East Penn Press

Saturday, July 4, 2020

The Family Project: When is shared-custody concern snooping?

Friday, June 19, 2020 by CAROLE GORNEY Special to The Press in Focus

Q. My wife and I are divorced, and we have shared custody of our children, ages 10 and 7. I am trying to figure out how much I should ask my children about their time spent with their mother. I am concerned that I if I don’t ask them what they did, it looks like I don’t care. On the other hand, I don’t want it to look like I am interrogating them every time they come home from being with her. What do you think?

The panel agreed that not asking the children anything about their visits with their mother might indicate a lack of interest and caring.

The panel also indicated that there is a difference between showing an interest in the children’s time spent with their mother and an interrogation.

“It’s OK to ask in general, ‘How was your weekend?’” panelist Pam Wallace said, adding, “Open-ended questions are fine, but asking very specific questions is interrogation.”

Dealing with children in custody and co-parenting situations can be very difficult. panelist Mike Daniels said.

“If the children say something about the other parent or an experience during their visit, it is likely that the parent will bring it up with the other parent.

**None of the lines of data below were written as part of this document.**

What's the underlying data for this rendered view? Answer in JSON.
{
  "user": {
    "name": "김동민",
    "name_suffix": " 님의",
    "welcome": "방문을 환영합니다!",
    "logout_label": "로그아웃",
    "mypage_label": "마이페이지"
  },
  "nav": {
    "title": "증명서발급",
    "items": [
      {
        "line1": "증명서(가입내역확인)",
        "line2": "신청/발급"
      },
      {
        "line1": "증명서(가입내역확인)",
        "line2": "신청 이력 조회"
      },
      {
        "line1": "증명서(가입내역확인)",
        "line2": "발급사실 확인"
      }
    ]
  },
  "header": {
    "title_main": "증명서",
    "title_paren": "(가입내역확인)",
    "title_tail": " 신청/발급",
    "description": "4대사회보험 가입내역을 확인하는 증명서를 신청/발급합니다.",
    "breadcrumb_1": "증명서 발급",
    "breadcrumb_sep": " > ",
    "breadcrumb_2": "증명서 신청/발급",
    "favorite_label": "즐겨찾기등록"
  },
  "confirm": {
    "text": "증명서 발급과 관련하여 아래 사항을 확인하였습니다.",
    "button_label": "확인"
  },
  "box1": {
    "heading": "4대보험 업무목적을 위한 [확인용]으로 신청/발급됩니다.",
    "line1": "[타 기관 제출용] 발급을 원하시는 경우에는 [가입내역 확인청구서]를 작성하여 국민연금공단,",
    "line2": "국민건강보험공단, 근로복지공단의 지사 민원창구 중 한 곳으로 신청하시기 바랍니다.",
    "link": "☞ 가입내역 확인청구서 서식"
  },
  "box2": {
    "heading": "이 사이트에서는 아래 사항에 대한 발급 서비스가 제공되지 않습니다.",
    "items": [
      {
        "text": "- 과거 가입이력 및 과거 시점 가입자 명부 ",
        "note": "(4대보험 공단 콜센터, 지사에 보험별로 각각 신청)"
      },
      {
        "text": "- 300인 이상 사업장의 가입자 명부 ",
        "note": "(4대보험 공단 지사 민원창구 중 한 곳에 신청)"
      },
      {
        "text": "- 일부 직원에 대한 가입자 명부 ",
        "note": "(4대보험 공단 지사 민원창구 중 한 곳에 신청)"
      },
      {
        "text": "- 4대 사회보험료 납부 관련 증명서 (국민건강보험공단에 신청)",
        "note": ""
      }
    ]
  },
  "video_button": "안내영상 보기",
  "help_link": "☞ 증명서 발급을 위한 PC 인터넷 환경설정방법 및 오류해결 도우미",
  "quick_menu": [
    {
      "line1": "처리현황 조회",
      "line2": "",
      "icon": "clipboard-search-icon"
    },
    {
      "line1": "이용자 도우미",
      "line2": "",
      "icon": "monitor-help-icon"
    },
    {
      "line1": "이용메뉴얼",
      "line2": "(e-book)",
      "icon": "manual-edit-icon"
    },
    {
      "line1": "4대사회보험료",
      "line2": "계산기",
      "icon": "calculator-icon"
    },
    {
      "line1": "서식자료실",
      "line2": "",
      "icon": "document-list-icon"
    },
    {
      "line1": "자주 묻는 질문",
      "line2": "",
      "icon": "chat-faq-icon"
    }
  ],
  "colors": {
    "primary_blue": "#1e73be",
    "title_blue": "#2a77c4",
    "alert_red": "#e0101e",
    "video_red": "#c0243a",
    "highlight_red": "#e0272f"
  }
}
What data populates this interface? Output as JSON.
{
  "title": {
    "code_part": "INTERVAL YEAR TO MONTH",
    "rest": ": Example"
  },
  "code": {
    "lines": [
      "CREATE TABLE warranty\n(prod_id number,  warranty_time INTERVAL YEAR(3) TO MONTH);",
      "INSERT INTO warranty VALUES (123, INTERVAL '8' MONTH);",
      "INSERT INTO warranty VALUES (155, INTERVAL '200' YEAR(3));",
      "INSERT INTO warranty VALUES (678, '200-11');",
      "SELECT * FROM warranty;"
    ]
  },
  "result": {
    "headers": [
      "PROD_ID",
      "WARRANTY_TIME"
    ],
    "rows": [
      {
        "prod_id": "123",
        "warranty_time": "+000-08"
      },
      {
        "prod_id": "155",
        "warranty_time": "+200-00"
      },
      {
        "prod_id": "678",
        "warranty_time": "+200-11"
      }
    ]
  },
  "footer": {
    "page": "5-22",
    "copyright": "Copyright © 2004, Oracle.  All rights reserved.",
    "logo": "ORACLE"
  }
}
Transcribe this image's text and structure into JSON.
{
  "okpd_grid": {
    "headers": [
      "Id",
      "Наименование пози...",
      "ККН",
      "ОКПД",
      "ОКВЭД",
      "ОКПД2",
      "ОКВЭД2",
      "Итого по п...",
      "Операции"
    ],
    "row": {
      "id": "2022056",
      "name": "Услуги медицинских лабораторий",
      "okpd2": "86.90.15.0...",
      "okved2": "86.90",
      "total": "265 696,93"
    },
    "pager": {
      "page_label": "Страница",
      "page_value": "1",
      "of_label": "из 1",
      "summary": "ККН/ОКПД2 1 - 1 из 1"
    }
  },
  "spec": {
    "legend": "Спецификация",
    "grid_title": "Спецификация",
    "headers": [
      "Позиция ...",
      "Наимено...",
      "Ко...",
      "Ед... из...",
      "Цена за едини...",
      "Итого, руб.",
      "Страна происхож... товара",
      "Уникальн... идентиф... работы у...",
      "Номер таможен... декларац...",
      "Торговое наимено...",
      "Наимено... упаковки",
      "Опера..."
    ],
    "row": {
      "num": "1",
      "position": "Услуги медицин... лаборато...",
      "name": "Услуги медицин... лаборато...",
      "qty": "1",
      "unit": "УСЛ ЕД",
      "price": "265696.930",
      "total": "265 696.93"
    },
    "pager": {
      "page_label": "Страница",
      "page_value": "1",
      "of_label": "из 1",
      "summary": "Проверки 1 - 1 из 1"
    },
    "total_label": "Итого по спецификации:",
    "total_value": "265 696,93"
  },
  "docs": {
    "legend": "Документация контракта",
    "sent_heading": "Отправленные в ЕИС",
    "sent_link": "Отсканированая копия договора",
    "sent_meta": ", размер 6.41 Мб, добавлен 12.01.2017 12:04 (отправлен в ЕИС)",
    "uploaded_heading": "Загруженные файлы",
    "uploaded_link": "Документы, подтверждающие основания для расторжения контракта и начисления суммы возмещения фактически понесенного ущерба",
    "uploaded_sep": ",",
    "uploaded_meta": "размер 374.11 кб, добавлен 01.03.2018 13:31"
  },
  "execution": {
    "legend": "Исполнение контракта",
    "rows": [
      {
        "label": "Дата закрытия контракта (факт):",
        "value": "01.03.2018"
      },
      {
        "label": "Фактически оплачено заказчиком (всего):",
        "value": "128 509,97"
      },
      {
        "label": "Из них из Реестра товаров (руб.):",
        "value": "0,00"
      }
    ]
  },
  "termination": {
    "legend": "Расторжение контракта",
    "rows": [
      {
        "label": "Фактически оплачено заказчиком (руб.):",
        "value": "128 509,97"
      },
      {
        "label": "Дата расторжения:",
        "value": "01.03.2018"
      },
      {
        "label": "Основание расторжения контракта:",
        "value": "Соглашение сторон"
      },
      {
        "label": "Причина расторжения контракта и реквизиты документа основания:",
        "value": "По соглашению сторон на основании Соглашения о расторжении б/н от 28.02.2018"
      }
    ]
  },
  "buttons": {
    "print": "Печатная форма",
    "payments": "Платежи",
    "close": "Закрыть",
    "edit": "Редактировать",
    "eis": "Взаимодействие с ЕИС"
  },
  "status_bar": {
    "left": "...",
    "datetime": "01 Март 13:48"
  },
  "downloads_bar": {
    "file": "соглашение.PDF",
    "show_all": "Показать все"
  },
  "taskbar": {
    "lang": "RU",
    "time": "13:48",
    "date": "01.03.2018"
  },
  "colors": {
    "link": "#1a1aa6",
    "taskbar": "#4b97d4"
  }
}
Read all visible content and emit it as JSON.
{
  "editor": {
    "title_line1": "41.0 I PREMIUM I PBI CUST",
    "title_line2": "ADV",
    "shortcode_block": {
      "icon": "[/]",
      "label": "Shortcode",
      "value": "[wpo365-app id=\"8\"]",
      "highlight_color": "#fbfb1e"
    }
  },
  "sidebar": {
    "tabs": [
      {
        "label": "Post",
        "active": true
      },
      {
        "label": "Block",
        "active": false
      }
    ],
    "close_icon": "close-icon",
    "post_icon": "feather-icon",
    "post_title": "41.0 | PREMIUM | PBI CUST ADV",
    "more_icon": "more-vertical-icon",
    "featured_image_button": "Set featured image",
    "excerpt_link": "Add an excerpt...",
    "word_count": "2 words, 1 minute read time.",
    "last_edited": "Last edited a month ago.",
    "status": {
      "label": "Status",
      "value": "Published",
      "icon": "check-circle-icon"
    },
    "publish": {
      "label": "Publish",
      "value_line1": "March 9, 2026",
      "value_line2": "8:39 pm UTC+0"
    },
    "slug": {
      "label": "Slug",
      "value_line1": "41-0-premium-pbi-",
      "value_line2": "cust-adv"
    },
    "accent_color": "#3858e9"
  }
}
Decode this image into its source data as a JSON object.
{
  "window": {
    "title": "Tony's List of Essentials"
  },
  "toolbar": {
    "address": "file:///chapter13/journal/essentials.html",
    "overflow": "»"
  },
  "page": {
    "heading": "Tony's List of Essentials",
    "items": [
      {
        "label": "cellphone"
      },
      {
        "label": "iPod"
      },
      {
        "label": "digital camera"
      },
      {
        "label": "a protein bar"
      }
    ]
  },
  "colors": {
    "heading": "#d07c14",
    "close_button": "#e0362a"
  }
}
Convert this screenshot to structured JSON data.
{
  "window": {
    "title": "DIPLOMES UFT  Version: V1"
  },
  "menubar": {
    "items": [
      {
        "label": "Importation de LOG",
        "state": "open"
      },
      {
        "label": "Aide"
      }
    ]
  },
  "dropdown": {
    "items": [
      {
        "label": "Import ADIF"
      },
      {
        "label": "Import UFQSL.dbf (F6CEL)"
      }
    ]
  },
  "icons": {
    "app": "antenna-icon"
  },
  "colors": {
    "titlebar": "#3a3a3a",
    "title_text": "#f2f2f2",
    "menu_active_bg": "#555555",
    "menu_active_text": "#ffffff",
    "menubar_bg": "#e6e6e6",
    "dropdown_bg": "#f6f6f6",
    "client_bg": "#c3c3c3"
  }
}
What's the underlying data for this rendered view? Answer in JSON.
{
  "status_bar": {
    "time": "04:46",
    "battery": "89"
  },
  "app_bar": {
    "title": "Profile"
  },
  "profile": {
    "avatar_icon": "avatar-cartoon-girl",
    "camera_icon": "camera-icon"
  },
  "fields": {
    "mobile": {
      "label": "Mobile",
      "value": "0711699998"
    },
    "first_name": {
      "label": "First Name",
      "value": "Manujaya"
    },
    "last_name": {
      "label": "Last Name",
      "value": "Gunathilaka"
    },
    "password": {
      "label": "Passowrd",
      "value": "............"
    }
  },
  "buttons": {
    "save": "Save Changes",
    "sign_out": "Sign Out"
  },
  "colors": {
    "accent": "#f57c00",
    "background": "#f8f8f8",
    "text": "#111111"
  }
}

If it causes a rift,” Daniels continued, “the kids will be in the middle and may stop talking about their visits.”

On the other hand, panelist Denise Continenza said, “Asking open-ended, non-judgmental questions like, ‘How was your weekend?’ gives the children permission to talk about their time with mom.”

Cautioning against jumping to conclusions over what children might say about their experiences, Continenza said, “Children talk about their lives in snapshots. They don’t deal in details or present the whole picture. Things can easily be taken out of context.”

Panelist Erin Stalsitz also said that in the situation involved in this week’s question, there are two different households and lifestyles involved: “There are going to be differences in how things are done. That doesn’t need to be a point of contention.”

Summing up the discussion, Daniels said, “Each parent is going to have to trust that the other parent is going to do his or her best to keep the children safe and help them grow.”

This week’s panel: Pam Wallace, program coordinator, Project Child, a program of Valley Youth House; Erin Stalsitz, Lehigh Children & Youth; Mike Daniels, LCSW, Psychotherapist, and Denise Continenza, extension educator.

Have a question? Email: projectchild@projectchildlv.org

The Family Project is a collaboration of the Lehigh Valley Press Focus section and Valley Youth House’s Project Child.

The Times News, Inc., and affiliates (Lehigh Valley Press) do not endorse or recommend any medical products, processes, or services or provide medical advice. The views of the columnist and column do not necessarily state or reflect those of the Lehigh Valley Press. The article content is not intended as a substitute for professional medical advice, diagnosis or treatment. Always seek the advice of your physician, or other qualified health-care provider, with any questions you may have regarding a medical condition.